But the most important thing is that I ended up blessed and thankful for all the skills I’ve learned in University because even in this greatly different setting I am still leaning on the wisdom and lessons I learned on campus. The things I learned were not intended for the situations I’m currently in but I've got to say… they're doing a damn fine job getting me through the day.

So to my other pandemic graduates: use the knowledge you learned to fuel other things you love. I am so blessed to have been able to accomplish all these things but do not let me mislead you. I had help, I’ve messaged professors more times than they’ll admit and I have built a community of friends and family that loves, respects and supports all the accomplishments made by anyone in the group.

I would have never written the book without my amazing writing coach and editor Kayla Geitzler and writer friends who helped lift me up (especially Kim and Pat! Yah Great!). Would have never performed at the Frye Festival if my mother wasn’t there to support me. Could never have the courage to stand up to the Fredericton city council if our poet laureate Jenna Lyn Albert wasn’t right there with me. The New Brunswick Black Artists Alliance would just be a dream without David Woods driving four hours from Halifax to Fredericton to mentor a room full of Black artists in what it would take to make the organization work. And there is no way I would have gotten that book reprinted if it wasn’t for how amazing Jeffrey Carleton of STU was in responding to my email and immediately agreeing something can be done.

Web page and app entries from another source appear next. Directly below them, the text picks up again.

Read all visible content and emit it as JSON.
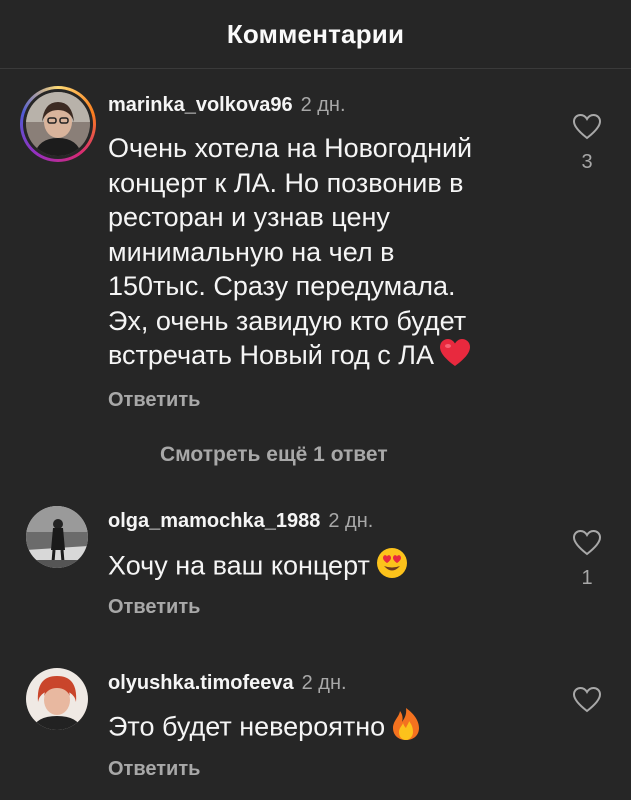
{
  "header": {
    "title": "Комментарии"
  },
  "comments": [
    {
      "username": "marinka_volkova96",
      "time": "2 дн.",
      "text_lines": [
        "Очень хотела на Новогодний",
        "концерт к ЛА. Но позвонив в",
        "ресторан и узнав цену",
        "минимальную на чел в",
        "150тыс. Сразу передумала.",
        "Эх, очень завидую кто будет",
        "встречать Новый год с ЛА"
      ],
      "emoji": "red-heart",
      "reply_label": "Ответить",
      "like_count": "3",
      "view_replies": "Смотреть ещё 1 ответ"
    },
    {
      "username": "olga_mamochka_1988",
      "time": "2 дн.",
      "text": "Хочу на ваш концерт",
      "emoji": "heart-eyes",
      "reply_label": "Ответить",
      "like_count": "1"
    },
    {
      "username": "olyushka.timofeeva",
      "time": "2 дн.",
      "text": "Это будет невероятно",
      "emoji": "fire",
      "reply_label": "Ответить",
      "like_count": ""
    }
  ],
  "colors": {
    "background": "#262626",
    "secondary_text": "#a8a8a8",
    "heart_red": "#e8293e"
  }
}
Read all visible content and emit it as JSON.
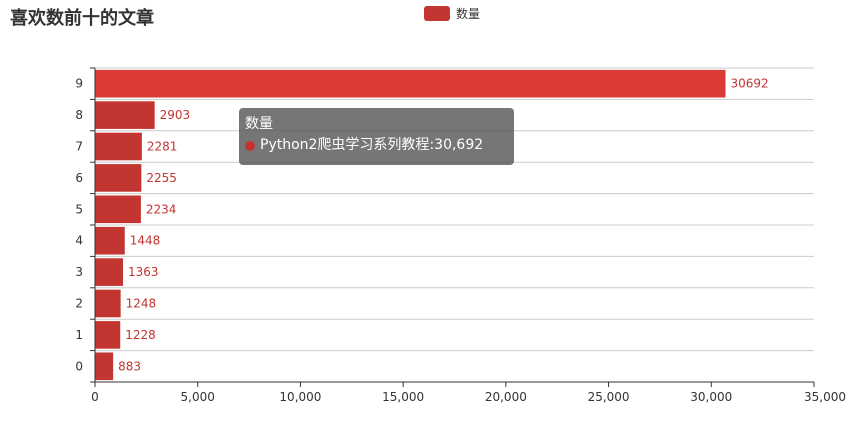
{
  "colors": {
    "bar": "#c23531",
    "bar_highlight": "#da3b37",
    "axis": "#333333",
    "grid": "#cccccc",
    "label": "#c23531"
  },
  "tooltip": {
    "title": "数量",
    "item_name": "Python2爬虫学习系列教程",
    "item_value": "30,692",
    "separator": ": "
  },
  "chart_data": {
    "type": "bar",
    "orientation": "horizontal",
    "title": "喜欢数前十的文章",
    "categories": [
      "0",
      "1",
      "2",
      "3",
      "4",
      "5",
      "6",
      "7",
      "8",
      "9"
    ],
    "series": [
      {
        "name": "数量",
        "values": [
          883,
          1228,
          1248,
          1363,
          1448,
          2234,
          2255,
          2281,
          2903,
          30692
        ]
      }
    ],
    "xlim": [
      0,
      35000
    ],
    "x_ticks": [
      0,
      5000,
      10000,
      15000,
      20000,
      25000,
      30000,
      35000
    ],
    "x_tick_labels": [
      "0",
      "5,000",
      "10,000",
      "15,000",
      "20,000",
      "25,000",
      "30,000",
      "35,000"
    ],
    "highlighted_category": "9",
    "legend_position": "top-center",
    "grid": true
  }
}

Knowledge is power, yes, and experience is confidence but neither of those will get you anywhere without community. Because having good people around you is the fuel you need to sustain great projects and even greater dreams. So maybe all you have right now is knowledge and can’t get your foot in the door for experience. That is okay. I say work on building a team of amazing friends. If you can complete projects with friends using what you learned in university, you won’t need to job hunt. The jobs will hunt you.